ABOUT THIS TASK =
Quote the data below in full, minus the images.

SUPPLIED INFORMATION =
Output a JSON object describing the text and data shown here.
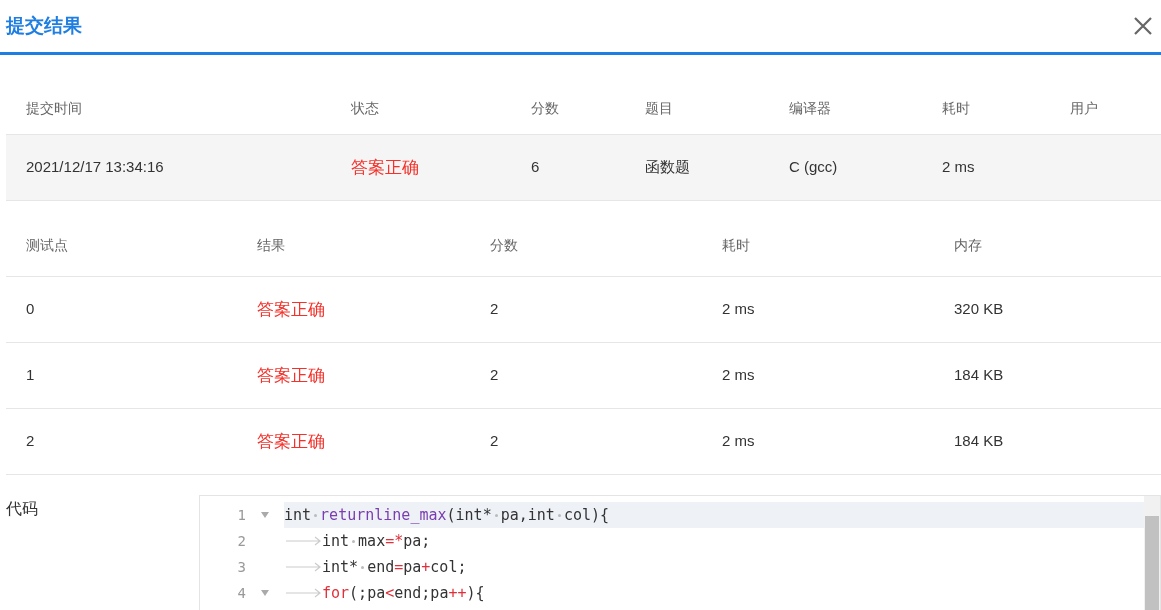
{
  "dialog": {
    "title": "提交结果"
  },
  "summary": {
    "columns": [
      "提交时间",
      "状态",
      "分数",
      "题目",
      "编译器",
      "耗时",
      "用户"
    ],
    "row": [
      {
        "text": "2021/12/17 13:34:16",
        "kind": "plain"
      },
      {
        "text": "答案正确",
        "kind": "status"
      },
      {
        "text": "6",
        "kind": "plain"
      },
      {
        "text": "函数题",
        "kind": "plain"
      },
      {
        "text": "C (gcc)",
        "kind": "plain"
      },
      {
        "text": "2 ms",
        "kind": "plain"
      }
    ]
  },
  "tests": {
    "columns": [
      "测试点",
      "结果",
      "分数",
      "耗时",
      "内存"
    ],
    "rows": [
      [
        "0",
        "答案正确",
        "2",
        "2 ms",
        "320 KB"
      ],
      [
        "1",
        "答案正确",
        "2",
        "2 ms",
        "184 KB"
      ],
      [
        "2",
        "答案正确",
        "2",
        "2 ms",
        "184 KB"
      ]
    ]
  },
  "code": {
    "label": "代码",
    "lines": [
      {
        "number": "1",
        "fold": true,
        "selected": true,
        "tokens": [
          {
            "kind": "plain",
            "text": "int"
          },
          {
            "kind": "space"
          },
          {
            "kind": "function",
            "text": "returnline_max"
          },
          {
            "kind": "plain",
            "text": "(int*"
          },
          {
            "kind": "space"
          },
          {
            "kind": "plain",
            "text": "pa,int"
          },
          {
            "kind": "space"
          },
          {
            "kind": "plain",
            "text": "col){"
          }
        ]
      },
      {
        "number": "2",
        "fold": false,
        "selected": false,
        "tokens": [
          {
            "kind": "tab"
          },
          {
            "kind": "plain",
            "text": "int"
          },
          {
            "kind": "space"
          },
          {
            "kind": "plain",
            "text": "max"
          },
          {
            "kind": "operator",
            "text": "=*"
          },
          {
            "kind": "plain",
            "text": "pa;"
          }
        ]
      },
      {
        "number": "3",
        "fold": false,
        "selected": false,
        "tokens": [
          {
            "kind": "tab"
          },
          {
            "kind": "plain",
            "text": "int*"
          },
          {
            "kind": "space"
          },
          {
            "kind": "plain",
            "text": "end"
          },
          {
            "kind": "operator",
            "text": "="
          },
          {
            "kind": "plain",
            "text": "pa"
          },
          {
            "kind": "operator",
            "text": "+"
          },
          {
            "kind": "plain",
            "text": "col;"
          }
        ]
      },
      {
        "number": "4",
        "fold": true,
        "selected": false,
        "tokens": [
          {
            "kind": "tab"
          },
          {
            "kind": "operator",
            "text": "for"
          },
          {
            "kind": "plain",
            "text": "(;pa"
          },
          {
            "kind": "operator",
            "text": "<"
          },
          {
            "kind": "plain",
            "text": "end;pa"
          },
          {
            "kind": "operator",
            "text": "++"
          },
          {
            "kind": "plain",
            "text": "){"
          }
        ]
      }
    ]
  }
}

SOLUTION TO THIS PROBLEM =
Output a JSON object describing the text and data shown here.
{
  "dialog": {
    "title": "提交结果"
  },
  "summary": {
    "columns": [
      "提交时间",
      "状态",
      "分数",
      "题目",
      "编译器",
      "耗时",
      "用户"
    ],
    "row": [
      {
        "text": "2021/12/17 13:34:16",
        "kind": "plain"
      },
      {
        "text": "答案正确",
        "kind": "status"
      },
      {
        "text": "6",
        "kind": "plain"
      },
      {
        "text": "函数题",
        "kind": "plain"
      },
      {
        "text": "C (gcc)",
        "kind": "plain"
      },
      {
        "text": "2 ms",
        "kind": "plain"
      }
    ]
  },
  "tests": {
    "columns": [
      "测试点",
      "结果",
      "分数",
      "耗时",
      "内存"
    ],
    "rows": [
      [
        "0",
        "答案正确",
        "2",
        "2 ms",
        "320 KB"
      ],
      [
        "1",
        "答案正确",
        "2",
        "2 ms",
        "184 KB"
      ],
      [
        "2",
        "答案正确",
        "2",
        "2 ms",
        "184 KB"
      ]
    ]
  },
  "code": {
    "label": "代码",
    "lines": [
      {
        "number": "1",
        "fold": true,
        "selected": true,
        "tokens": [
          {
            "kind": "plain",
            "text": "int"
          },
          {
            "kind": "space"
          },
          {
            "kind": "function",
            "text": "returnline_max"
          },
          {
            "kind": "plain",
            "text": "(int*"
          },
          {
            "kind": "space"
          },
          {
            "kind": "plain",
            "text": "pa,int"
          },
          {
            "kind": "space"
          },
          {
            "kind": "plain",
            "text": "col){"
          }
        ]
      },
      {
        "number": "2",
        "fold": false,
        "selected": false,
        "tokens": [
          {
            "kind": "tab"
          },
          {
            "kind": "plain",
            "text": "int"
          },
          {
            "kind": "space"
          },
          {
            "kind": "plain",
            "text": "max"
          },
          {
            "kind": "operator",
            "text": "=*"
          },
          {
            "kind": "plain",
            "text": "pa;"
          }
        ]
      },
      {
        "number": "3",
        "fold": false,
        "selected": false,
        "tokens": [
          {
            "kind": "tab"
          },
          {
            "kind": "plain",
            "text": "int*"
          },
          {
            "kind": "space"
          },
          {
            "kind": "plain",
            "text": "end"
          },
          {
            "kind": "operator",
            "text": "="
          },
          {
            "kind": "plain",
            "text": "pa"
          },
          {
            "kind": "operator",
            "text": "+"
          },
          {
            "kind": "plain",
            "text": "col;"
          }
        ]
      },
      {
        "number": "4",
        "fold": true,
        "selected": false,
        "tokens": [
          {
            "kind": "tab"
          },
          {
            "kind": "operator",
            "text": "for"
          },
          {
            "kind": "plain",
            "text": "(;pa"
          },
          {
            "kind": "operator",
            "text": "<"
          },
          {
            "kind": "plain",
            "text": "end;pa"
          },
          {
            "kind": "operator",
            "text": "++"
          },
          {
            "kind": "plain",
            "text": "){"
          }
        ]
      }
    ]
  }
}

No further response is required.